───── Excerpted records ─────

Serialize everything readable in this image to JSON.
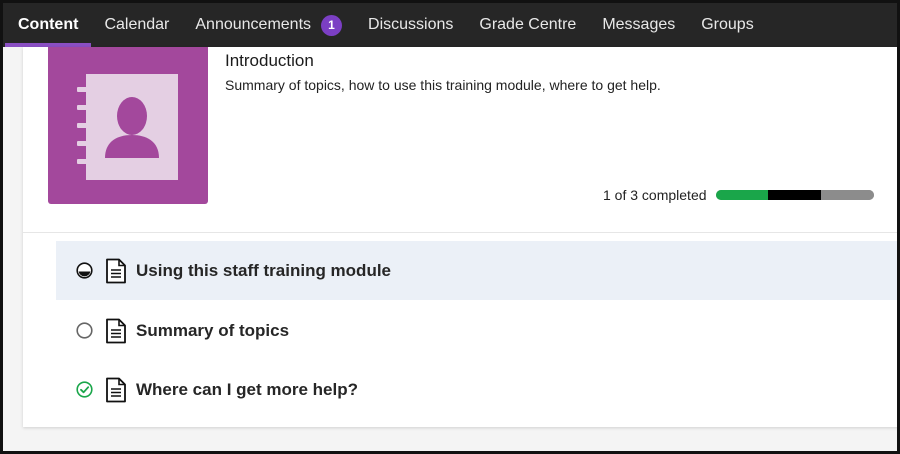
{
  "nav": {
    "tabs": [
      {
        "label": "Content",
        "active": true
      },
      {
        "label": "Calendar"
      },
      {
        "label": "Announcements",
        "badge": "1"
      },
      {
        "label": "Discussions"
      },
      {
        "label": "Grade Centre"
      },
      {
        "label": "Messages"
      },
      {
        "label": "Groups"
      }
    ]
  },
  "module": {
    "thumbnail_icon": "address-book-icon",
    "title": "Introduction",
    "description": "Summary of topics, how to use this training module, where to get help.",
    "progress": {
      "text": "1 of 3 completed",
      "completed": 1,
      "in_progress": 1,
      "total": 3
    },
    "items": [
      {
        "label": "Using this staff training module",
        "status": "in-progress",
        "icon": "document-icon"
      },
      {
        "label": "Summary of topics",
        "status": "not-started",
        "icon": "document-icon"
      },
      {
        "label": "Where can I get more help?",
        "status": "completed",
        "icon": "document-icon"
      }
    ]
  },
  "colors": {
    "nav_bg": "#262626",
    "accent": "#8a4fc3",
    "badge": "#7b3fc4",
    "thumb": "#a3489c",
    "progress_done": "#1aa64a",
    "progress_in_progress": "#000000",
    "progress_remaining": "#8c8c8c",
    "completed_check": "#1aa64a",
    "highlight_row": "#ebf0f7"
  }
}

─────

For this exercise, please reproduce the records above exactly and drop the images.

Serialize everything readable in this image to JSON.
{
  "nav": {
    "tabs": [
      {
        "label": "Content",
        "active": true
      },
      {
        "label": "Calendar"
      },
      {
        "label": "Announcements",
        "badge": "1"
      },
      {
        "label": "Discussions"
      },
      {
        "label": "Grade Centre"
      },
      {
        "label": "Messages"
      },
      {
        "label": "Groups"
      }
    ]
  },
  "module": {
    "thumbnail_icon": "address-book-icon",
    "title": "Introduction",
    "description": "Summary of topics, how to use this training module, where to get help.",
    "progress": {
      "text": "1 of 3 completed",
      "completed": 1,
      "in_progress": 1,
      "total": 3
    },
    "items": [
      {
        "label": "Using this staff training module",
        "status": "in-progress",
        "icon": "document-icon"
      },
      {
        "label": "Summary of topics",
        "status": "not-started",
        "icon": "document-icon"
      },
      {
        "label": "Where can I get more help?",
        "status": "completed",
        "icon": "document-icon"
      }
    ]
  },
  "colors": {
    "nav_bg": "#262626",
    "accent": "#8a4fc3",
    "badge": "#7b3fc4",
    "thumb": "#a3489c",
    "progress_done": "#1aa64a",
    "progress_in_progress": "#000000",
    "progress_remaining": "#8c8c8c",
    "completed_check": "#1aa64a",
    "highlight_row": "#ebf0f7"
  }
}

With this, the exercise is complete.